*TASK PROMPT:* The answer should be each line from the entries below that has the word "about" in it.

*MATERIAL FOR THIS EXERCISE:*
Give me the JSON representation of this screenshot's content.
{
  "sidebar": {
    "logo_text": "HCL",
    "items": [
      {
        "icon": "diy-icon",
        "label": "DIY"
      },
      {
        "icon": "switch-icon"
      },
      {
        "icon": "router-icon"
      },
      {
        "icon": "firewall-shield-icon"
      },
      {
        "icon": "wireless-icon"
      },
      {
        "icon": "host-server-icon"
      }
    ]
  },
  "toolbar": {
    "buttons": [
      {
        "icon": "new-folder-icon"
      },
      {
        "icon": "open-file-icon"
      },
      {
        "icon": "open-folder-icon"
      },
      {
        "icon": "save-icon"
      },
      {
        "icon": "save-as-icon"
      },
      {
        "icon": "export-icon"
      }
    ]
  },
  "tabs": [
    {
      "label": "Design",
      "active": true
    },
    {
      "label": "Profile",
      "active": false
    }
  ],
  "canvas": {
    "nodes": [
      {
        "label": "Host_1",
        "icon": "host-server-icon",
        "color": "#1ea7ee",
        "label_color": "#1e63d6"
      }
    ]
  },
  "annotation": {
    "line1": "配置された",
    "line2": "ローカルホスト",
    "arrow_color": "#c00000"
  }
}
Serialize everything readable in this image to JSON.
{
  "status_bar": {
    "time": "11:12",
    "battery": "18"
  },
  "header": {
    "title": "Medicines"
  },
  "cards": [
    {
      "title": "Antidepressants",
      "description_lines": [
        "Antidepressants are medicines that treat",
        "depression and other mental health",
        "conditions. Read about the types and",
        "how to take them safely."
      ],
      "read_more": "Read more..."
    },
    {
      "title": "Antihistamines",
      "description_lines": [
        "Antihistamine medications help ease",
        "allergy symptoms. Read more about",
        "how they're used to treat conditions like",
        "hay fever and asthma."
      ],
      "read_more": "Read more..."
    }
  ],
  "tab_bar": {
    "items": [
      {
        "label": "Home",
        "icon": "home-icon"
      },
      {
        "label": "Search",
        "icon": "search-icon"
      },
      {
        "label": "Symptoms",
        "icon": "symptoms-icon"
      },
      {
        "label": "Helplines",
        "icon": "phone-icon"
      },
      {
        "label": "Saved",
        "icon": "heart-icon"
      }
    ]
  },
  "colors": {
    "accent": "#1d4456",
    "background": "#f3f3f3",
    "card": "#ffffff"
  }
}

*ANSWER:*
        "conditions. Read about the types and",
        "allergy symptoms. Read more about",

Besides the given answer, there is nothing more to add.